Brief: Copy each line of the following data that contains "icon".

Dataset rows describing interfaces
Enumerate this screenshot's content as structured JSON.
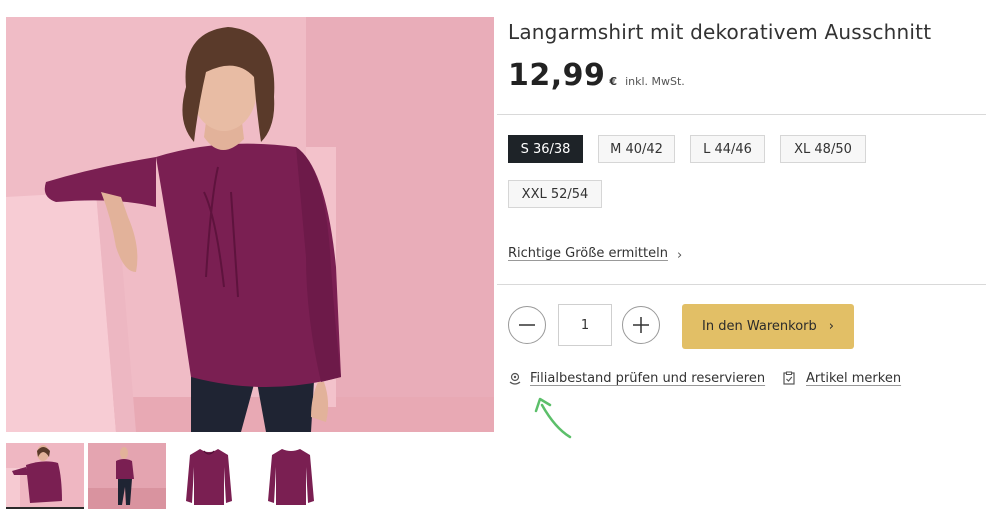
{
  "product": {
    "title": "Langarmshirt mit dekorativem Ausschnitt",
    "price": "12,99",
    "currency": "€",
    "tax_note": "inkl. MwSt."
  },
  "sizes": [
    {
      "label": "S 36/38",
      "selected": true
    },
    {
      "label": "M 40/42",
      "selected": false
    },
    {
      "label": "L 44/46",
      "selected": false
    },
    {
      "label": "XL 48/50",
      "selected": false
    },
    {
      "label": "XXL 52/54",
      "selected": false
    }
  ],
  "size_help": {
    "label": "Richtige Größe ermitteln",
    "chevron": "›"
  },
  "quantity": {
    "value": "1",
    "minus_icon": "minus-icon",
    "plus_icon": "plus-icon"
  },
  "cart": {
    "label": "In den Warenkorb",
    "chevron": "›",
    "color": "#e2bf66"
  },
  "actions": {
    "store_check": "Filialbestand prüfen und reservieren",
    "store_icon": "location-pin-icon",
    "wishlist": "Artikel merken",
    "wishlist_icon": "clipboard-check-icon"
  },
  "colors": {
    "product": "#7a1f52",
    "background_pink": "#efb7c2",
    "selected_size": "#1e2328",
    "annotation_arrow": "#5cbf6a"
  }
}
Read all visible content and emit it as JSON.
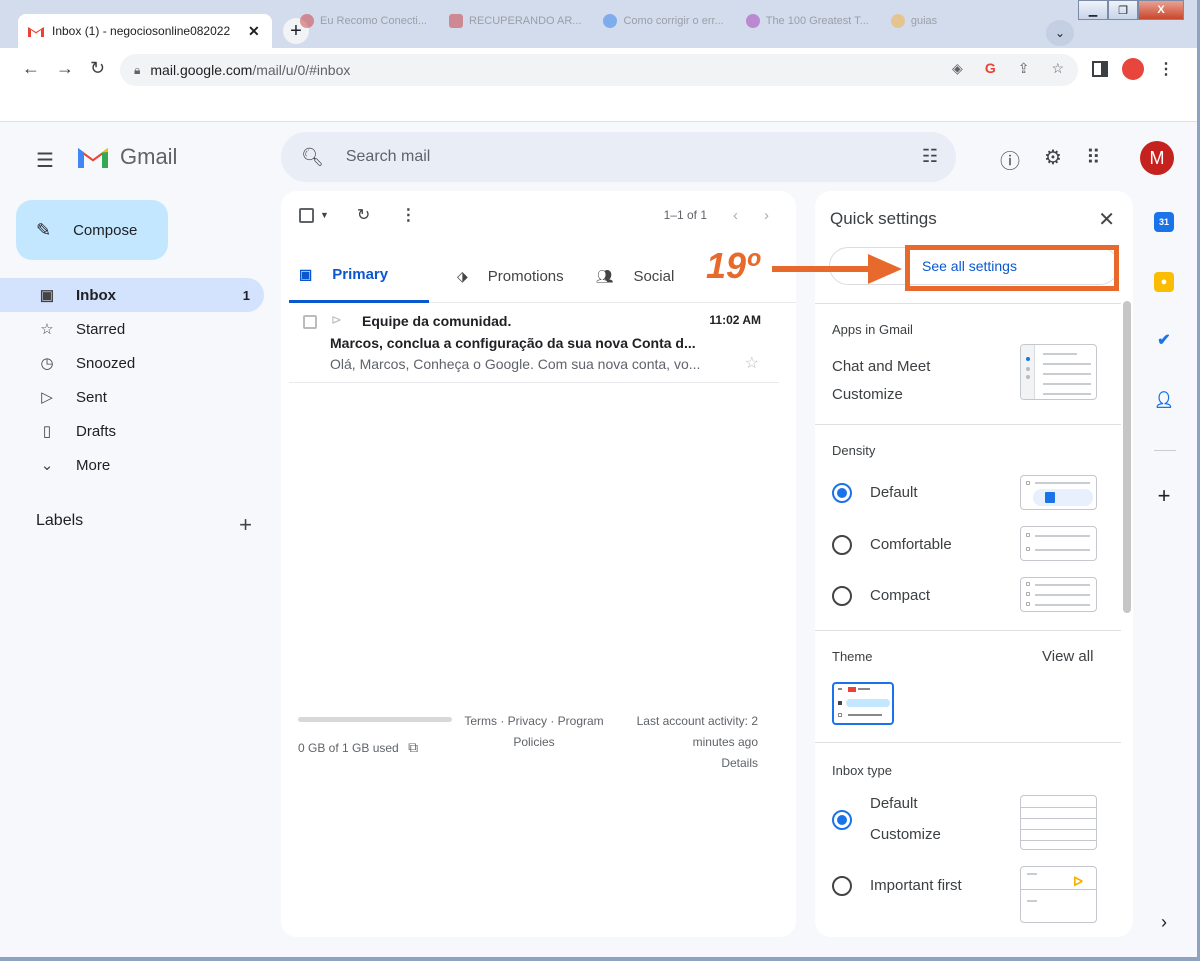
{
  "browser": {
    "active_tab_title": "Inbox (1) - negociosonline082022",
    "url_host": "mail.google.com",
    "url_path": "/mail/u/0/#inbox",
    "background_tabs": [
      "Eu Recomo Conecti...",
      "RECUPERANDO AR...",
      "Como corrigir o err...",
      "The 100 Greatest T...",
      "guias"
    ]
  },
  "gmail": {
    "brand": "Gmail",
    "search_placeholder": "Search mail",
    "avatar_letter": "M",
    "compose_label": "Compose",
    "nav": [
      {
        "label": "Inbox",
        "count": "1",
        "icon": "inbox-icon"
      },
      {
        "label": "Starred",
        "count": "",
        "icon": "star-icon"
      },
      {
        "label": "Snoozed",
        "count": "",
        "icon": "clock-icon"
      },
      {
        "label": "Sent",
        "count": "",
        "icon": "send-icon"
      },
      {
        "label": "Drafts",
        "count": "",
        "icon": "file-icon"
      },
      {
        "label": "More",
        "count": "",
        "icon": "chevron-down-icon"
      }
    ],
    "labels_title": "Labels",
    "range": "1–1 of 1",
    "tabs": [
      "Primary",
      "Promotions",
      "Social"
    ],
    "email": {
      "sender": "Equipe da comunidad.",
      "time": "11:02 AM",
      "subject": "Marcos, conclua a configuração da sua nova Conta d...",
      "snippet": "Olá, Marcos, Conheça o Google. Com sua nova conta, vo..."
    },
    "footer": {
      "storage": "0 GB of 1 GB used",
      "links_line1": "Terms · Privacy · Program",
      "links_line2": "Policies",
      "activity_line1": "Last account activity: 2",
      "activity_line2": "minutes ago",
      "activity_line3": "Details"
    }
  },
  "quick_settings": {
    "title": "Quick settings",
    "see_all": "See all settings",
    "apps_heading": "Apps in Gmail",
    "chat_meet": "Chat and Meet",
    "customize": "Customize",
    "density_heading": "Density",
    "density_options": [
      "Default",
      "Comfortable",
      "Compact"
    ],
    "density_selected": "Default",
    "theme_heading": "Theme",
    "view_all": "View all",
    "inbox_type_heading": "Inbox type",
    "inbox_default": "Default",
    "inbox_customize": "Customize",
    "inbox_important": "Important first"
  },
  "annotation": {
    "step": "19º"
  },
  "colors": {
    "accent": "#0b57d0",
    "annotation": "#e8692c",
    "compose_bg": "#c2e7ff",
    "nav_active": "#d3e3fd"
  }
}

Reply:
    "minus_icon": "minus-icon",
    "plus_icon": "plus-icon"
    "store_icon": "location-pin-icon",
    "wishlist_icon": "clipboard-check-icon"
        "icon": "inbox-icon"
        "icon": "star-icon"
        "icon": "clock-icon"
        "icon": "send-icon"
        "icon": "file-icon"
        "icon": "chevron-down-icon"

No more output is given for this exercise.